How many lines in the records below contain the word "this"? Give only the number.
======== Exercise input
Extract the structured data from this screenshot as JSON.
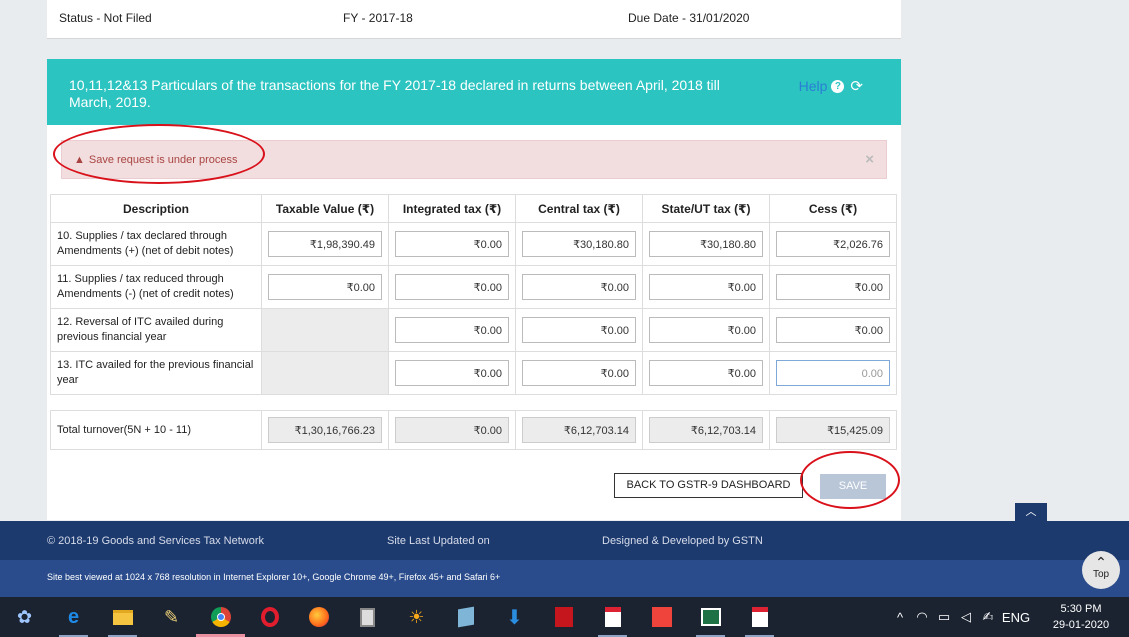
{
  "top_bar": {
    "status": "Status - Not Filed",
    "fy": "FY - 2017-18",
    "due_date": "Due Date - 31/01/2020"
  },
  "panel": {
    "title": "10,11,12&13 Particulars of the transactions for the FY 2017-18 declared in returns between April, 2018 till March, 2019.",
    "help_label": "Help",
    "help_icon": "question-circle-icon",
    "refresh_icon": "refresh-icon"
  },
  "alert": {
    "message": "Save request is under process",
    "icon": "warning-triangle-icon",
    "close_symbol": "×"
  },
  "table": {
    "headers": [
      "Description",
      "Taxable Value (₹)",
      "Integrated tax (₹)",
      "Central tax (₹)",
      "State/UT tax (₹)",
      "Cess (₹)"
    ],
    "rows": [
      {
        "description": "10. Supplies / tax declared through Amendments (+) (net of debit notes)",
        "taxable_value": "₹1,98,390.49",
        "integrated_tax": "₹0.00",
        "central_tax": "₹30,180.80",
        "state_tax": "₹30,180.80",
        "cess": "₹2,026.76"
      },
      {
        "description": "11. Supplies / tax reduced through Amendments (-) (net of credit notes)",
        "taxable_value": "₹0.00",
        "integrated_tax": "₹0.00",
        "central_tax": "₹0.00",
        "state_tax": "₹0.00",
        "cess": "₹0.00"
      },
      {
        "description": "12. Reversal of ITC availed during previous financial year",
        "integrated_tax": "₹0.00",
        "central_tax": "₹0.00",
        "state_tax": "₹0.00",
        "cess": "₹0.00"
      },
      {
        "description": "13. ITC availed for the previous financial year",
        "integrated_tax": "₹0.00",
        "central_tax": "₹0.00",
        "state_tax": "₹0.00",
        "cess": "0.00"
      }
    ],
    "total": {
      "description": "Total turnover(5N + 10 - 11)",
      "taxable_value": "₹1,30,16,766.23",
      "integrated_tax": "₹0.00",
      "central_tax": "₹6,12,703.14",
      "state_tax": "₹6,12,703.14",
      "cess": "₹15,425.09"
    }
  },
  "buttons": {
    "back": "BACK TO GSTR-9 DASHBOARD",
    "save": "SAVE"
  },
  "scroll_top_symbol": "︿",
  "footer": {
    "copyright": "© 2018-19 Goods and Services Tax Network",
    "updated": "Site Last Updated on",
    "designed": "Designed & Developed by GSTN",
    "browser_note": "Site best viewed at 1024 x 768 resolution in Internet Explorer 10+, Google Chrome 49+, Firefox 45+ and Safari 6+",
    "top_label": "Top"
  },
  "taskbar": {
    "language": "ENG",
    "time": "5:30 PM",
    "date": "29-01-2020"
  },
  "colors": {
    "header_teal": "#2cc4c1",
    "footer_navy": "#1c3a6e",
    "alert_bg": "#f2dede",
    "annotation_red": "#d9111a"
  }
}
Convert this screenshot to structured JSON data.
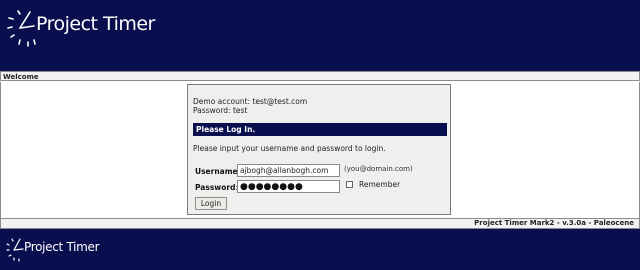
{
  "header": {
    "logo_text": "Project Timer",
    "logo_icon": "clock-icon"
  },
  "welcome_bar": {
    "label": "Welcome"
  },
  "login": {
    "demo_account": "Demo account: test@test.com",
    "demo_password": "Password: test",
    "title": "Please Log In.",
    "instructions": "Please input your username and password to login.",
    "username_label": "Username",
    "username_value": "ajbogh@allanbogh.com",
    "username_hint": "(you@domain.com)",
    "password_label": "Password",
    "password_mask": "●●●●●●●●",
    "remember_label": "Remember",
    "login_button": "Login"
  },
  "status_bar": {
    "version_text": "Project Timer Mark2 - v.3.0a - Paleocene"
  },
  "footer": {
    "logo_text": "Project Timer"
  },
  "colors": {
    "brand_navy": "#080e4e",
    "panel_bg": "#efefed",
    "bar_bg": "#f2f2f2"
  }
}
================
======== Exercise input
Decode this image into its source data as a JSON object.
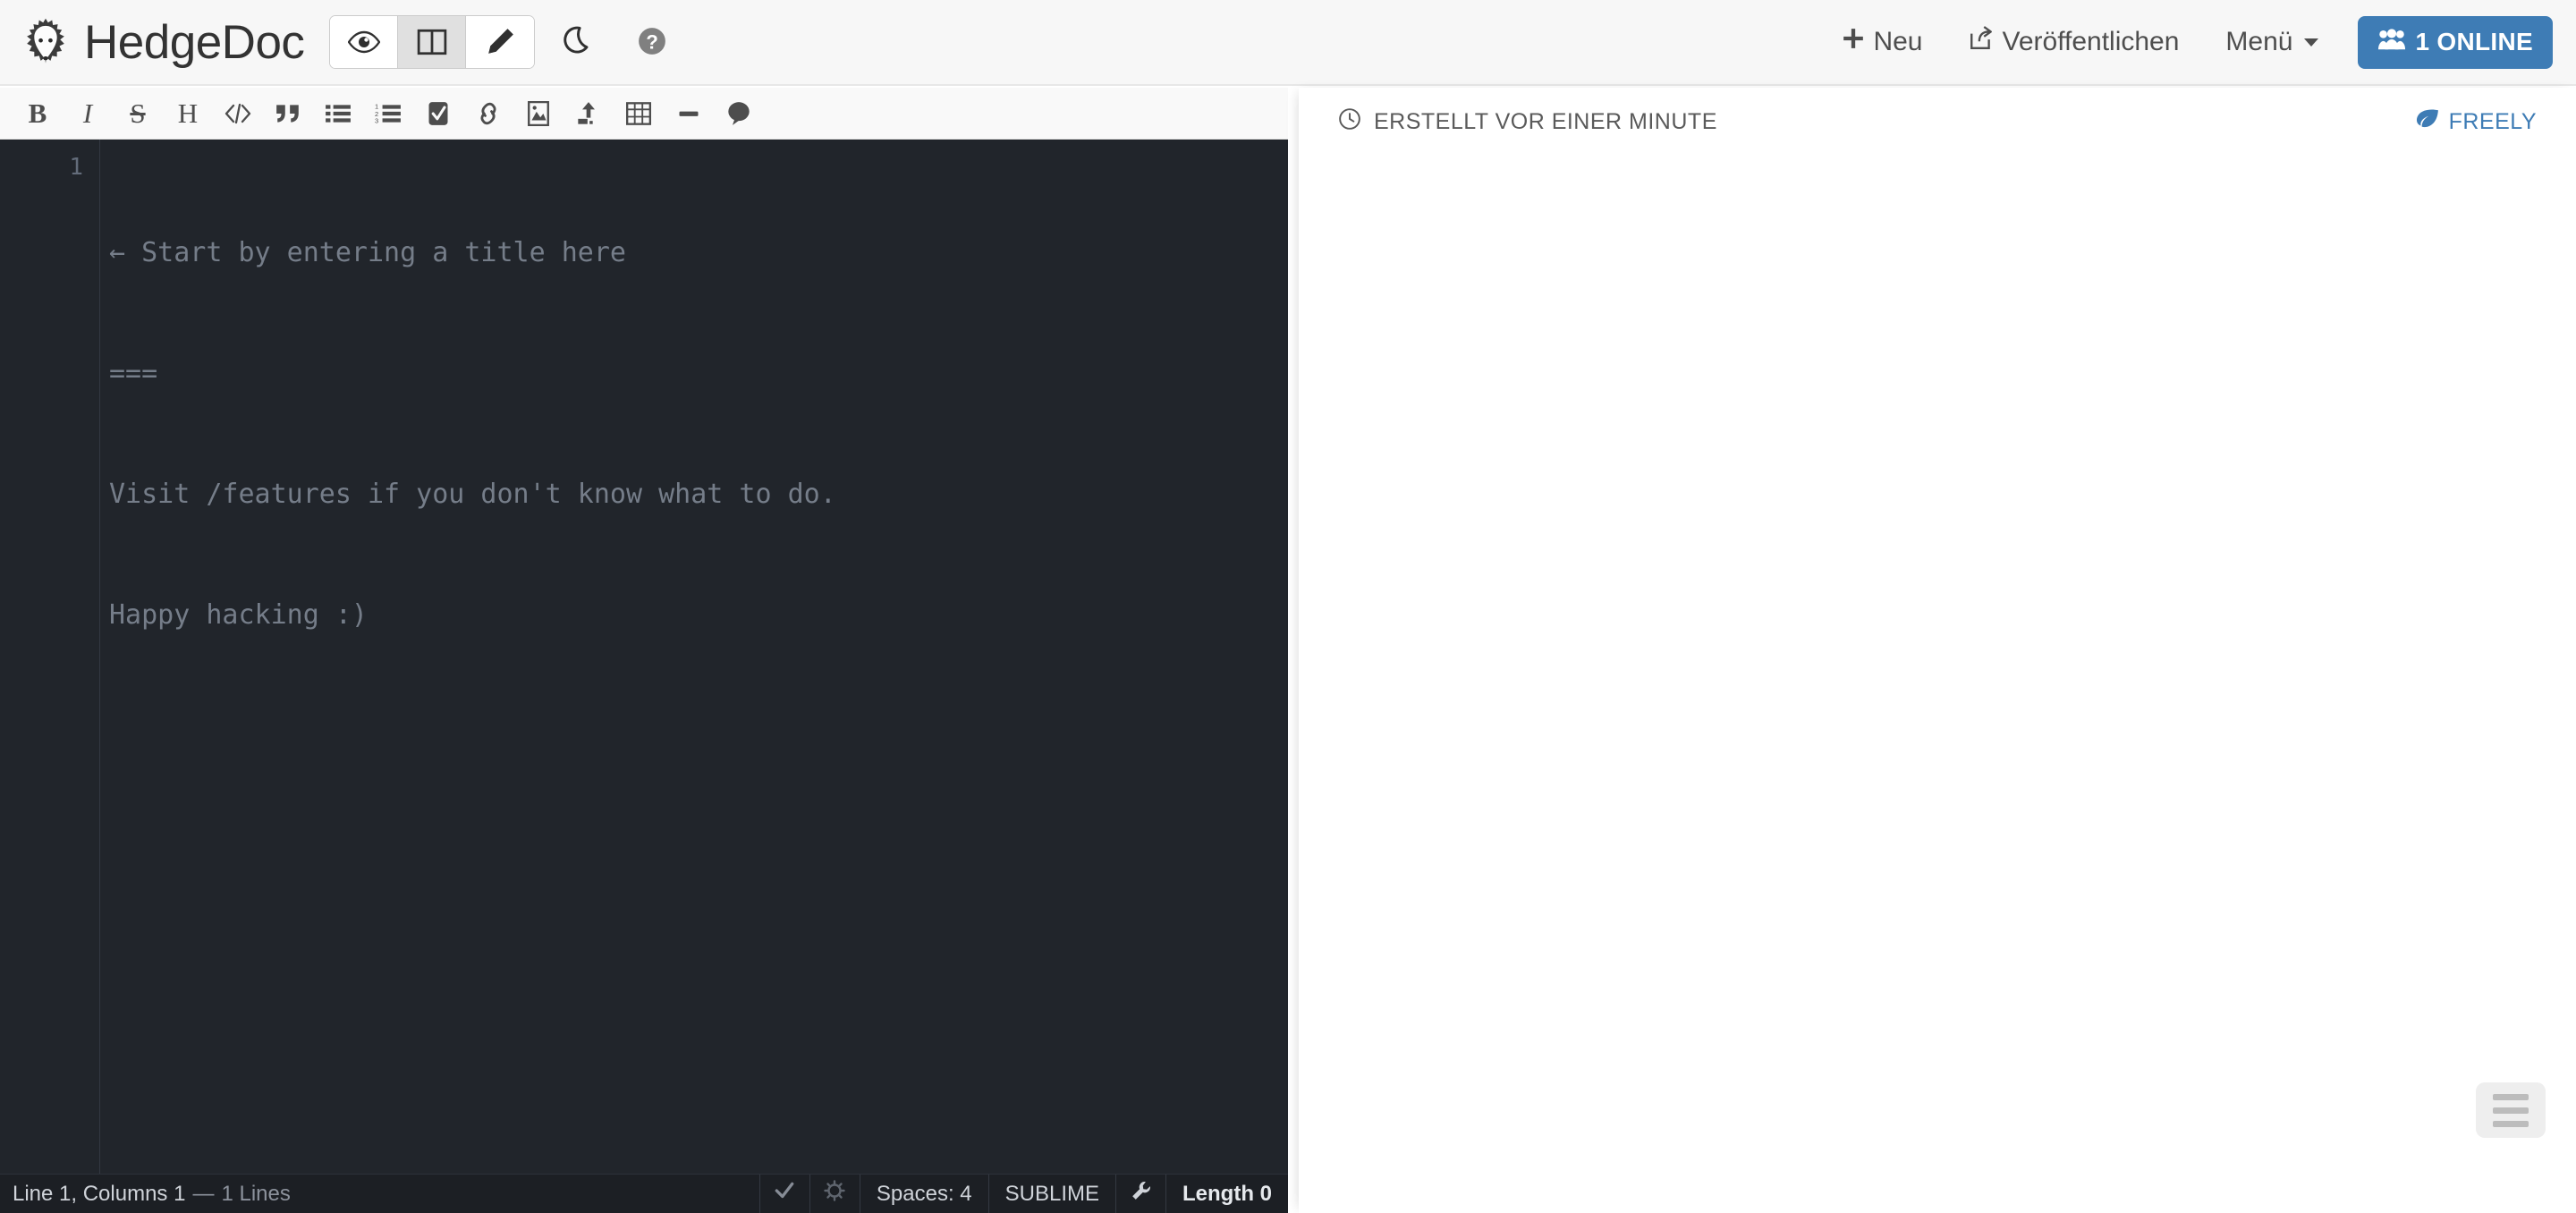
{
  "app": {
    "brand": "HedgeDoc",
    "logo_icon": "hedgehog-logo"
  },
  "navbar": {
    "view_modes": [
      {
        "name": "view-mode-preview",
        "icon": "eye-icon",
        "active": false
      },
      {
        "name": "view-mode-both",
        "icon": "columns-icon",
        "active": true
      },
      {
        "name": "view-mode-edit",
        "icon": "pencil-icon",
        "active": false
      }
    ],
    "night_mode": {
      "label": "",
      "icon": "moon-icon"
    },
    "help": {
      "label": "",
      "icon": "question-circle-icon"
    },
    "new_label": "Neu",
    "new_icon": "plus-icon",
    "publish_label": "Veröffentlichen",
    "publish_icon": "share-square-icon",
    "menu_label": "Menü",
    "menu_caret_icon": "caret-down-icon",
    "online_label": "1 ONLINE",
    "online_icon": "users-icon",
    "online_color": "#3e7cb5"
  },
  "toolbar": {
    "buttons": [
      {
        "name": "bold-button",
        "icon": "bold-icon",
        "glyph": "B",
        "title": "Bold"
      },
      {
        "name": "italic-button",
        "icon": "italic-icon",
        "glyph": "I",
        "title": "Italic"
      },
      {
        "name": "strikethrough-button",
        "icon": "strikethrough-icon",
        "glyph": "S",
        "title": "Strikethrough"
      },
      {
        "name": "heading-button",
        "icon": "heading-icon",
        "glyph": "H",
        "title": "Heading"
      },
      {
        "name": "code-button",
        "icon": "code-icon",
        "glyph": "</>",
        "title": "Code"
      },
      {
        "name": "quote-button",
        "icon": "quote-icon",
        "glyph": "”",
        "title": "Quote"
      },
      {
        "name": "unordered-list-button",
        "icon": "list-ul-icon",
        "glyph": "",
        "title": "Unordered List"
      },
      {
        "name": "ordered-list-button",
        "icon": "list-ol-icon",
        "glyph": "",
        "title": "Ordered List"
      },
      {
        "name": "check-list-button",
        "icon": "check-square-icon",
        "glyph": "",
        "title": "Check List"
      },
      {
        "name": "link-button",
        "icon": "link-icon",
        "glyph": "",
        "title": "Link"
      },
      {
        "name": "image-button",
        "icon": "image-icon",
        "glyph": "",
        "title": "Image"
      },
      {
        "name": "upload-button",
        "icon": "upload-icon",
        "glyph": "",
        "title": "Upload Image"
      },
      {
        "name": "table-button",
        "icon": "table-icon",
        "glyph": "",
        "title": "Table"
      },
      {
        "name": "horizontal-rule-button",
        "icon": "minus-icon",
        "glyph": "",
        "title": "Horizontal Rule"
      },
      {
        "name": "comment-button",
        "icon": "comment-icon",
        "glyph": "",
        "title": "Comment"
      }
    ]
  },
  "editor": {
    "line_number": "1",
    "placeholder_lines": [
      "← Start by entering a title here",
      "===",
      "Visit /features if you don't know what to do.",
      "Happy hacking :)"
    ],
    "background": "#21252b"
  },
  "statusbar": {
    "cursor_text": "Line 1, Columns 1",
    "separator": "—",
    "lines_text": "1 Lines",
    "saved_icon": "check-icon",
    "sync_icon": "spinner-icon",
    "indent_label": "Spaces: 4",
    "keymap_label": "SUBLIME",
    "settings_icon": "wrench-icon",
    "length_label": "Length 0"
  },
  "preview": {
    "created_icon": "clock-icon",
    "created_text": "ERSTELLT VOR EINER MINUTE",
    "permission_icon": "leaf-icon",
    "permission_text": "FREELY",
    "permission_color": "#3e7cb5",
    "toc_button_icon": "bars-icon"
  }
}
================
• Expected answer: 3